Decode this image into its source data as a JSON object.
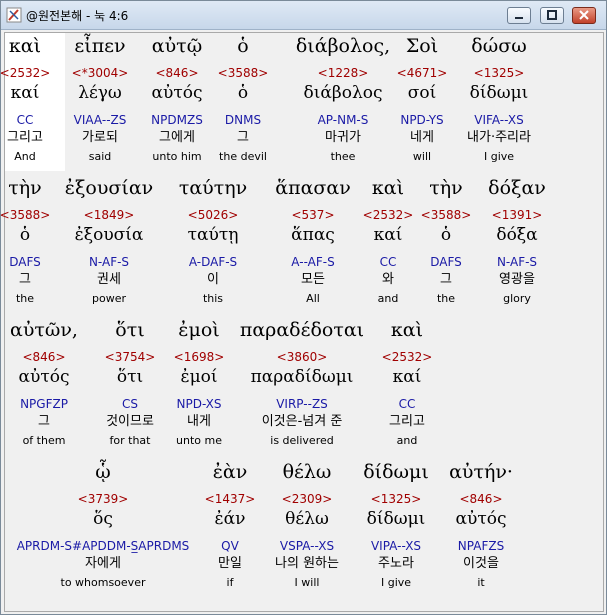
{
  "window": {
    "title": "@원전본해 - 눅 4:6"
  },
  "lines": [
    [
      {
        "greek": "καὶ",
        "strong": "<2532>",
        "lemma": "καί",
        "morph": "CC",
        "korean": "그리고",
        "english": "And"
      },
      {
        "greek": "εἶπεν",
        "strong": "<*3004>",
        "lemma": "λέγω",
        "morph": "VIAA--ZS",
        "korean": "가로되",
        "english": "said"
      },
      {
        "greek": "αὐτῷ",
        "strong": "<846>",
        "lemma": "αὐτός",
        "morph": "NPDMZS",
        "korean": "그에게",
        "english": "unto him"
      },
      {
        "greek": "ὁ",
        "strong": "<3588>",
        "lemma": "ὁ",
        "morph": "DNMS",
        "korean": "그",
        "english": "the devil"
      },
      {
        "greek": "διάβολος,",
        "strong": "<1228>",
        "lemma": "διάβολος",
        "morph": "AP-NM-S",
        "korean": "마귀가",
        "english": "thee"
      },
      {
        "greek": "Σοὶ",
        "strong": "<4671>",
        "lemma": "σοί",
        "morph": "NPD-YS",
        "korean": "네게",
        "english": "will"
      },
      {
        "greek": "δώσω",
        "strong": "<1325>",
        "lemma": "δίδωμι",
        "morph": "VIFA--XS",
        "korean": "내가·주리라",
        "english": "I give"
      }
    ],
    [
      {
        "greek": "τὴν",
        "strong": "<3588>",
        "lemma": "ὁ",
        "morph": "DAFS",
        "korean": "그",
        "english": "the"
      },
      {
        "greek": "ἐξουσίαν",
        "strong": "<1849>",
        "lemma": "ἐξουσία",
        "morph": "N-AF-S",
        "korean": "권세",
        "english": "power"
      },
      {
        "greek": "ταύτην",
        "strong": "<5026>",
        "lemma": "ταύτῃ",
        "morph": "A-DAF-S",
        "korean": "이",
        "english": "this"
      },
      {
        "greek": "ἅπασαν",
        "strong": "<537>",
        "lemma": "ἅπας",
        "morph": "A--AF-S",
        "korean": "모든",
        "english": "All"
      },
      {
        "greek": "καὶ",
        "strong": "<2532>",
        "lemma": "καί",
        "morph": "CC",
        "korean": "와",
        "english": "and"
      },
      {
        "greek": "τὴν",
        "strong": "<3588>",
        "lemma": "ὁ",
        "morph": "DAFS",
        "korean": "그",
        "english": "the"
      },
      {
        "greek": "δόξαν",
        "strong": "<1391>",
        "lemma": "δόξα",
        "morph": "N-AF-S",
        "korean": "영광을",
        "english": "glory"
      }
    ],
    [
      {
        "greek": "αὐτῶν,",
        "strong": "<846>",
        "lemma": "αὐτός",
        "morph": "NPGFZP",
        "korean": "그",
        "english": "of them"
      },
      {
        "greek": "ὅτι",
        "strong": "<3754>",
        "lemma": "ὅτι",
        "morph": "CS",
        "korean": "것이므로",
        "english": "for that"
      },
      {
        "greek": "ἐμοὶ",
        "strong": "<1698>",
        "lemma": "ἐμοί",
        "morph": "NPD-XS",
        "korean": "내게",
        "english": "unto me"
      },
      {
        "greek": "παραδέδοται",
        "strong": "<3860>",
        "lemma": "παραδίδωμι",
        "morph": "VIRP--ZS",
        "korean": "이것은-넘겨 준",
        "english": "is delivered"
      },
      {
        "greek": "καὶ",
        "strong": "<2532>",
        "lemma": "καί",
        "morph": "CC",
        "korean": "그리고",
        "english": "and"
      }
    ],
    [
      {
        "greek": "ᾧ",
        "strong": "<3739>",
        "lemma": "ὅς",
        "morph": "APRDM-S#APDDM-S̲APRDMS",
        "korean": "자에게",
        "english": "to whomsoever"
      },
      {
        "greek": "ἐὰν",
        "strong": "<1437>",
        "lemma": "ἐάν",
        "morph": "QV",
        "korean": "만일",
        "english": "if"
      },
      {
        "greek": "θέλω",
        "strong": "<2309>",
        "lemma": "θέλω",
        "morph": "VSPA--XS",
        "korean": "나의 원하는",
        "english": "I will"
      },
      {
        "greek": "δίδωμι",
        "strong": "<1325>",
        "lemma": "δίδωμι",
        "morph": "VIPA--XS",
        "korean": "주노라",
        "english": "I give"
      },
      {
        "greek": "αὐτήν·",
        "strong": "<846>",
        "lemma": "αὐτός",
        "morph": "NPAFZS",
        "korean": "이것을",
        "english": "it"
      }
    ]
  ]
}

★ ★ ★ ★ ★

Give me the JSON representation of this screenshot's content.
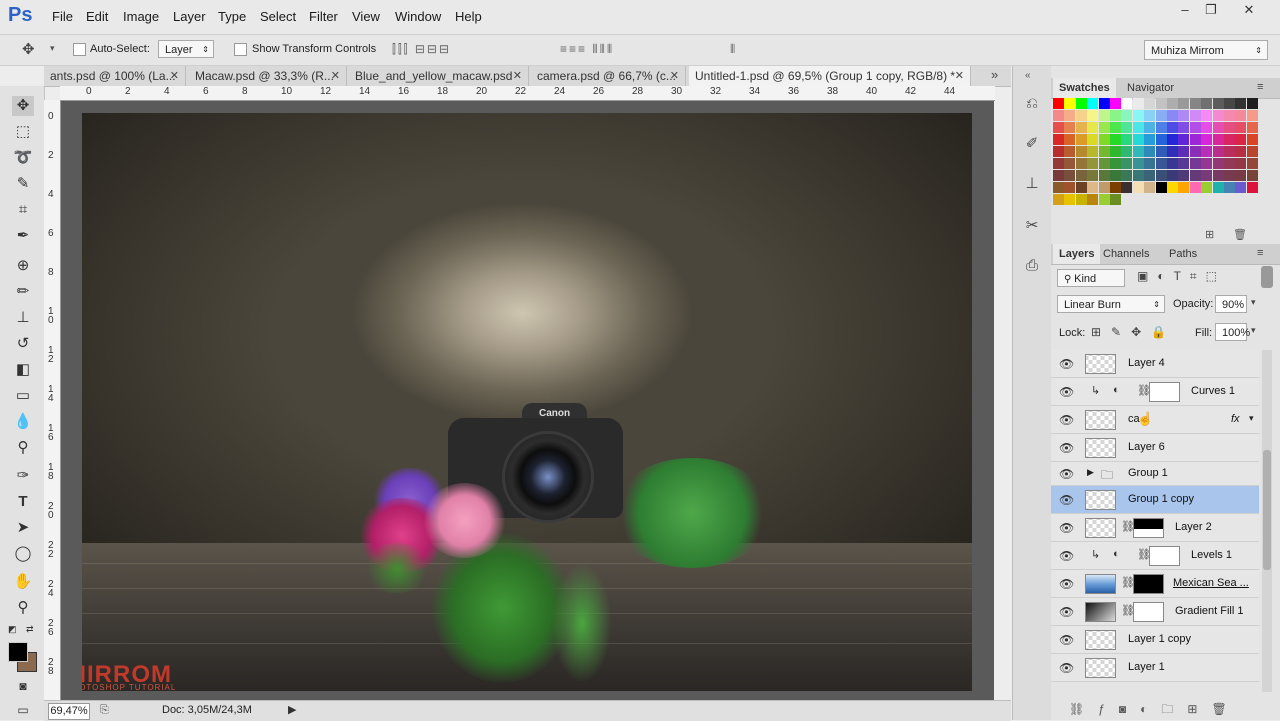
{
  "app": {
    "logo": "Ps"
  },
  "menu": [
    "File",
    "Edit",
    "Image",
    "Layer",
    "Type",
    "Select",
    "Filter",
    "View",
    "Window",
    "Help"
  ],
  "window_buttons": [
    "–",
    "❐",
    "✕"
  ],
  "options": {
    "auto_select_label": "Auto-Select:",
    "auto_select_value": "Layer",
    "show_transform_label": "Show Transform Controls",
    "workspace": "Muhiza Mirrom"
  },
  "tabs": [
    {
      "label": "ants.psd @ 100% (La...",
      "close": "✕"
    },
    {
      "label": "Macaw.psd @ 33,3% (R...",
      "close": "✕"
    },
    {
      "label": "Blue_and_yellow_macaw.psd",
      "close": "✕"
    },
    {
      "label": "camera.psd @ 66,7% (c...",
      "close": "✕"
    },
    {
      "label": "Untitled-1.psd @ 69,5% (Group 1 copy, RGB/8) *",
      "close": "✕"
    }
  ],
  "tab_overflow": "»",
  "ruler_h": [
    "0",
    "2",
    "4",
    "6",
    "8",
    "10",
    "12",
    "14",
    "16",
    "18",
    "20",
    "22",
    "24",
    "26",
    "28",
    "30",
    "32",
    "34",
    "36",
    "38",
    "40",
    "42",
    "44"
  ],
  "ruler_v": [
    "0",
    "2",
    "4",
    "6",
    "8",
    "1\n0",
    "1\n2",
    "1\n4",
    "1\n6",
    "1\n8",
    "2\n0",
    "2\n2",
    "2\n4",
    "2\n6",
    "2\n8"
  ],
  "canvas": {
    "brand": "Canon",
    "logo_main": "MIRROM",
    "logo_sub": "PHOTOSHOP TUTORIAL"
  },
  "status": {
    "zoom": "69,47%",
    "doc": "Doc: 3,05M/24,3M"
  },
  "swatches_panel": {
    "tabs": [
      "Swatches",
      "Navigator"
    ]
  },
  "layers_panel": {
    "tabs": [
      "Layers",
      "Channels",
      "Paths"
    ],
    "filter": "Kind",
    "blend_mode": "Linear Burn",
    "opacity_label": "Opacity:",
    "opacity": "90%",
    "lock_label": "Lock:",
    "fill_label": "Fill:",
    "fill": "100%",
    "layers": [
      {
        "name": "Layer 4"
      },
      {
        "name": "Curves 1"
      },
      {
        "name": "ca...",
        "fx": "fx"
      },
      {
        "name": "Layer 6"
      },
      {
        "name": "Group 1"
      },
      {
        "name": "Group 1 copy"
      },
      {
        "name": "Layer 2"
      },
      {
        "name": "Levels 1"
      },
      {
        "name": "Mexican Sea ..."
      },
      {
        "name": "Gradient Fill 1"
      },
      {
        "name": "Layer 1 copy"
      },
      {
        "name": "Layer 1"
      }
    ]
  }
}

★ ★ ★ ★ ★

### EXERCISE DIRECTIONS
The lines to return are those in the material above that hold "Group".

### SOLVED EXERCISE
      "label": "Untitled-1.psd @ 69,5% (Group 1 copy, RGB/8) *",
        "name": "Group 1"
        "name": "Group 1 copy"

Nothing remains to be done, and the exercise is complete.